Arriving in Riga very late last night under a drizzly and heavily-clouded sky, I could only hope for a better day today. It was hard to predict how today was going to fare weather-wise. Every few minutes, the skies would change its palette from fierce grays one minute to bright blues peeking through clouds the next. If there was anything constant and unpretentious today, it was this man’s – Zbirbulu Peteris – sunny smile and disposition. Although it was the least of things I had expected coming to Riga, a smile from a stranger was what made my trip memorable.
The city of Riga sure has taken a bad rap from travelers’ forum and reviews on the web, from being dubbed as the drunk capital of Europe to having the most rude and unfriendly people in the Baltics. Although I don’t want to arrive at my destination on a clean slate as far as impression goes, I also try take these bad reviews with a grain of salt and find things out myself.
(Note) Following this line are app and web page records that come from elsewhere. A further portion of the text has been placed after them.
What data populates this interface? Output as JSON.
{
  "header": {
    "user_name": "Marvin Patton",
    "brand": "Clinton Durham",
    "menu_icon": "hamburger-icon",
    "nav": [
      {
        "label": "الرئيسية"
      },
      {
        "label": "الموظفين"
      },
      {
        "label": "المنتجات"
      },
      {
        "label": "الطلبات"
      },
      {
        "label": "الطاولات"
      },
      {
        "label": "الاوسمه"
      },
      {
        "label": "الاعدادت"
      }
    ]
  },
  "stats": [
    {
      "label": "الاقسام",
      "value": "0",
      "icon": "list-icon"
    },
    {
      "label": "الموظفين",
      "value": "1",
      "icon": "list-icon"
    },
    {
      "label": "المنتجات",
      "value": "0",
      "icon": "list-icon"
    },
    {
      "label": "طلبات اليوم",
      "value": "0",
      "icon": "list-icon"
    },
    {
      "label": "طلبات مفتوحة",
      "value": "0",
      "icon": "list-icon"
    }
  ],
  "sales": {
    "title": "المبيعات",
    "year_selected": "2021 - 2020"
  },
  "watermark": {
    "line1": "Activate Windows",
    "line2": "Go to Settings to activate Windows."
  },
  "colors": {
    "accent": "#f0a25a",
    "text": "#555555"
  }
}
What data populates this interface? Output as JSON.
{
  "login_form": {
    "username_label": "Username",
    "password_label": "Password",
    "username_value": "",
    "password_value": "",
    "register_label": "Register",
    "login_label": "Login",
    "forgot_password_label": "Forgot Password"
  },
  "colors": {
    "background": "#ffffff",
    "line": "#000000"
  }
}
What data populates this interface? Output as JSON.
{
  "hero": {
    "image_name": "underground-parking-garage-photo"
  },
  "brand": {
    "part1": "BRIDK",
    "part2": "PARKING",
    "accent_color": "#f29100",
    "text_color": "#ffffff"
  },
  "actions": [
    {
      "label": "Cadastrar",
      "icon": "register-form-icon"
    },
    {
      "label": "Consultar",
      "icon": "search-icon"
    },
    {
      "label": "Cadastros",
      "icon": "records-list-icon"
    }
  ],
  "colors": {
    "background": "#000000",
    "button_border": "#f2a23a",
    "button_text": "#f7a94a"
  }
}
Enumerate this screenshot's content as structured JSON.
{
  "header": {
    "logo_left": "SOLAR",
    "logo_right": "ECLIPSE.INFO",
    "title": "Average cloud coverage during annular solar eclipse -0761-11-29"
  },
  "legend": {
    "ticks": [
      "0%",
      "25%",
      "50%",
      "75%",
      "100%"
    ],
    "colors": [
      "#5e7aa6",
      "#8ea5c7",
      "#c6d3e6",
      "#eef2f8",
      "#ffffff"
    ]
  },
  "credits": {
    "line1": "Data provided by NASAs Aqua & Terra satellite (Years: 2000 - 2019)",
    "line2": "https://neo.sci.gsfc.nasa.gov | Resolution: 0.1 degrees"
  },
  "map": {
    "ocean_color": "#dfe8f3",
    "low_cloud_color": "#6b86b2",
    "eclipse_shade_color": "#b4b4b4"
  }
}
After all, this city had endured quite a beating from its turbulent history of occupations, and has not too long ago just broken free from a confused and oppressed rule. Difficult times, they say, build character and perhaps that’s what it’s just all about. [...Read more about Peter...]
Florence Cathedral, Giotto's Campanile and the Baptistery, at dawn, before the mad crowd.
Although still hesitant to get up for the sunrise call, I was able to make it out early today. I also found out that the hotel’s main doors are padlocked during wee hours, a discovery that was not very reassuring, to say the least. So I had to wait until they opened them, and as I stepped outside, I was greeted by the brisk, cold morning air. It felt invigorating to be out there with a purpose. Ah, Italy. It’s like being in another place and time. Just the thought that men like Da Vinci and Michelangelo had once walked these same streets makes me feel like I’m part of something great.
Naturally, I stayed clear of suspicious-looking street corners and took the fast route to the Duomo, but really, it did not seem too bad at all. There were a few folks walking to work, early birds who are clever like me were already out enjoying the freedom of empty piazzas, and the whirring noises from the street sweepers could be heard from a distance. Nothing like waking up to see a city come to life. [...Read more about Florence...]
My decision not to shoot at dawn today was based on my fear of being out there in the dark in a city I did not feel comfortable in. I read a couple of warnings and bad experiences from female travelers on Virtual Tourist just before the trip and that planted the fear in my head. Still, with all good intentions to go, I set the iPhone to alarm at 5:50 this morning. I stood up, peeked out the window and saw the sky had already turned blue. Went back to bed.
That’s always the dilemma I face when traveling. There is of course the reluctance to wake up so early when the bed feels so much more comfortable. And then when you’ve managed to get out of bed, you second-guess your safety to be out there, still in unnerving darkness, before all of the city wakes up. If I detect the sound of street sweepers outside, I would feel more at ease, but they don’t usually show up until 7. Otherwise, the empty streets and what could possibly be lurking in the dark alleys bother me quite a bit.
So, I had planned for a day trip to Siena today. I left on a SITA bus at 9, a little later than I had wished, but still early enough. The 75-minute ride was enjoyable; it was nice to just sit down, listen to my iPod, look out the window, and re-assess my itinerary and the photos I’ve taken so far. The bus made a number of stops to pick up passengers but soon as it hit the motorway, we were smooth sailing. [...Read more about Siena...]